The UK’s abstention on yesterday’s UN Security Council ceasefire motion, not to mention the United States’ despicable invocation of its veto power, demonstrates the same failure in leadership. Amidst these ongoing atrocities and the worsening humanitarian consequences, Britain and America risk further alienating themselves on the world stage, being perceived as obstacles to – as opposed to upholders of – international justice.

ICJP Director Tayab Ali has stated:

“Today, MPs had the chance to finally call for the bare minimum needed: an immediate ceasefire. Despite more than 29,000 Palestinian people being killed, this is not enough, apparently, to push our politicians to overcome party divides to demand an immediate ceasefire.

Instead of acting to protect the Palestinian lives hanging in the balance, we have seen our politicians undertake political gymnastics: embarrassing themselves in their attempts to find more ways to avoid straightforwardly demanding an immediate ceasefire.

If the motion had passed, our politicians could move forward with the urgent tasks of pursuing diplomatic routes to Palestinian statehood and self-determination, defending Palestinians’ rights and pursuing accountability for those violating them. Instead, we have been left with a show of petty and callous partisanship at a time where an urgent international response is a must.”


Notes to Editors:

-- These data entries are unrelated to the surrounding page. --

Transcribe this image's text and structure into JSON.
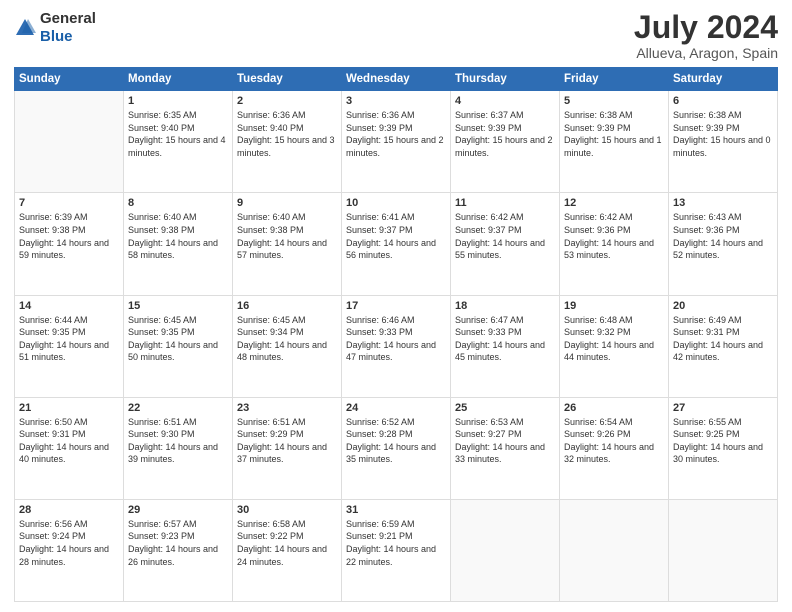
{
  "header": {
    "logo_line1": "General",
    "logo_line2": "Blue",
    "month_year": "July 2024",
    "location": "Allueva, Aragon, Spain"
  },
  "weekdays": [
    "Sunday",
    "Monday",
    "Tuesday",
    "Wednesday",
    "Thursday",
    "Friday",
    "Saturday"
  ],
  "weeks": [
    [
      {
        "day": "",
        "sunrise": "",
        "sunset": "",
        "daylight": ""
      },
      {
        "day": "1",
        "sunrise": "Sunrise: 6:35 AM",
        "sunset": "Sunset: 9:40 PM",
        "daylight": "Daylight: 15 hours and 4 minutes."
      },
      {
        "day": "2",
        "sunrise": "Sunrise: 6:36 AM",
        "sunset": "Sunset: 9:40 PM",
        "daylight": "Daylight: 15 hours and 3 minutes."
      },
      {
        "day": "3",
        "sunrise": "Sunrise: 6:36 AM",
        "sunset": "Sunset: 9:39 PM",
        "daylight": "Daylight: 15 hours and 2 minutes."
      },
      {
        "day": "4",
        "sunrise": "Sunrise: 6:37 AM",
        "sunset": "Sunset: 9:39 PM",
        "daylight": "Daylight: 15 hours and 2 minutes."
      },
      {
        "day": "5",
        "sunrise": "Sunrise: 6:38 AM",
        "sunset": "Sunset: 9:39 PM",
        "daylight": "Daylight: 15 hours and 1 minute."
      },
      {
        "day": "6",
        "sunrise": "Sunrise: 6:38 AM",
        "sunset": "Sunset: 9:39 PM",
        "daylight": "Daylight: 15 hours and 0 minutes."
      }
    ],
    [
      {
        "day": "7",
        "sunrise": "Sunrise: 6:39 AM",
        "sunset": "Sunset: 9:38 PM",
        "daylight": "Daylight: 14 hours and 59 minutes."
      },
      {
        "day": "8",
        "sunrise": "Sunrise: 6:40 AM",
        "sunset": "Sunset: 9:38 PM",
        "daylight": "Daylight: 14 hours and 58 minutes."
      },
      {
        "day": "9",
        "sunrise": "Sunrise: 6:40 AM",
        "sunset": "Sunset: 9:38 PM",
        "daylight": "Daylight: 14 hours and 57 minutes."
      },
      {
        "day": "10",
        "sunrise": "Sunrise: 6:41 AM",
        "sunset": "Sunset: 9:37 PM",
        "daylight": "Daylight: 14 hours and 56 minutes."
      },
      {
        "day": "11",
        "sunrise": "Sunrise: 6:42 AM",
        "sunset": "Sunset: 9:37 PM",
        "daylight": "Daylight: 14 hours and 55 minutes."
      },
      {
        "day": "12",
        "sunrise": "Sunrise: 6:42 AM",
        "sunset": "Sunset: 9:36 PM",
        "daylight": "Daylight: 14 hours and 53 minutes."
      },
      {
        "day": "13",
        "sunrise": "Sunrise: 6:43 AM",
        "sunset": "Sunset: 9:36 PM",
        "daylight": "Daylight: 14 hours and 52 minutes."
      }
    ],
    [
      {
        "day": "14",
        "sunrise": "Sunrise: 6:44 AM",
        "sunset": "Sunset: 9:35 PM",
        "daylight": "Daylight: 14 hours and 51 minutes."
      },
      {
        "day": "15",
        "sunrise": "Sunrise: 6:45 AM",
        "sunset": "Sunset: 9:35 PM",
        "daylight": "Daylight: 14 hours and 50 minutes."
      },
      {
        "day": "16",
        "sunrise": "Sunrise: 6:45 AM",
        "sunset": "Sunset: 9:34 PM",
        "daylight": "Daylight: 14 hours and 48 minutes."
      },
      {
        "day": "17",
        "sunrise": "Sunrise: 6:46 AM",
        "sunset": "Sunset: 9:33 PM",
        "daylight": "Daylight: 14 hours and 47 minutes."
      },
      {
        "day": "18",
        "sunrise": "Sunrise: 6:47 AM",
        "sunset": "Sunset: 9:33 PM",
        "daylight": "Daylight: 14 hours and 45 minutes."
      },
      {
        "day": "19",
        "sunrise": "Sunrise: 6:48 AM",
        "sunset": "Sunset: 9:32 PM",
        "daylight": "Daylight: 14 hours and 44 minutes."
      },
      {
        "day": "20",
        "sunrise": "Sunrise: 6:49 AM",
        "sunset": "Sunset: 9:31 PM",
        "daylight": "Daylight: 14 hours and 42 minutes."
      }
    ],
    [
      {
        "day": "21",
        "sunrise": "Sunrise: 6:50 AM",
        "sunset": "Sunset: 9:31 PM",
        "daylight": "Daylight: 14 hours and 40 minutes."
      },
      {
        "day": "22",
        "sunrise": "Sunrise: 6:51 AM",
        "sunset": "Sunset: 9:30 PM",
        "daylight": "Daylight: 14 hours and 39 minutes."
      },
      {
        "day": "23",
        "sunrise": "Sunrise: 6:51 AM",
        "sunset": "Sunset: 9:29 PM",
        "daylight": "Daylight: 14 hours and 37 minutes."
      },
      {
        "day": "24",
        "sunrise": "Sunrise: 6:52 AM",
        "sunset": "Sunset: 9:28 PM",
        "daylight": "Daylight: 14 hours and 35 minutes."
      },
      {
        "day": "25",
        "sunrise": "Sunrise: 6:53 AM",
        "sunset": "Sunset: 9:27 PM",
        "daylight": "Daylight: 14 hours and 33 minutes."
      },
      {
        "day": "26",
        "sunrise": "Sunrise: 6:54 AM",
        "sunset": "Sunset: 9:26 PM",
        "daylight": "Daylight: 14 hours and 32 minutes."
      },
      {
        "day": "27",
        "sunrise": "Sunrise: 6:55 AM",
        "sunset": "Sunset: 9:25 PM",
        "daylight": "Daylight: 14 hours and 30 minutes."
      }
    ],
    [
      {
        "day": "28",
        "sunrise": "Sunrise: 6:56 AM",
        "sunset": "Sunset: 9:24 PM",
        "daylight": "Daylight: 14 hours and 28 minutes."
      },
      {
        "day": "29",
        "sunrise": "Sunrise: 6:57 AM",
        "sunset": "Sunset: 9:23 PM",
        "daylight": "Daylight: 14 hours and 26 minutes."
      },
      {
        "day": "30",
        "sunrise": "Sunrise: 6:58 AM",
        "sunset": "Sunset: 9:22 PM",
        "daylight": "Daylight: 14 hours and 24 minutes."
      },
      {
        "day": "31",
        "sunrise": "Sunrise: 6:59 AM",
        "sunset": "Sunset: 9:21 PM",
        "daylight": "Daylight: 14 hours and 22 minutes."
      },
      {
        "day": "",
        "sunrise": "",
        "sunset": "",
        "daylight": ""
      },
      {
        "day": "",
        "sunrise": "",
        "sunset": "",
        "daylight": ""
      },
      {
        "day": "",
        "sunrise": "",
        "sunset": "",
        "daylight": ""
      }
    ]
  ]
}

  1. The International Centre of Justice for Palestinians is an independent organisation of lawyers, politicians and academics who support the rights of Palestinians and aim to protect their rights through the law. 
  2. London School of Hygiene and Tropical Medicine and Johns Hopkins, 19th February 2024, Crisis in Gaza: Scenario-based Health Impact Projections, Report One: 7 February to 6 August 2024
  3. Kusovac, Zoran, 9th December 2024, ‘Analysis: As Israel escalates Gaza war, its ‘kill-rate’ claims don’t add up’, Al Jazeera reports on the escalation in Israeli aggression following the expiration of November’s ‘humanitarian pause’.
  4. United Nations Office for the Coordination of Humanitarian Affairs in the occupied Palestinian territory (OCHA oPt), 21st February 2024, Flash Update #123, reporting on the 29,313 Palestinians killed including 118 between 20th and 21st February
  5. YouGov, 15th February 2024, British attitudes to the Israel-Gaza conflict: February 2024 update shows 66% public support for a ceasefire.
  6. For more information, to arrange an interview with a spokesperson, please contact the ICJP news desk at [email protected].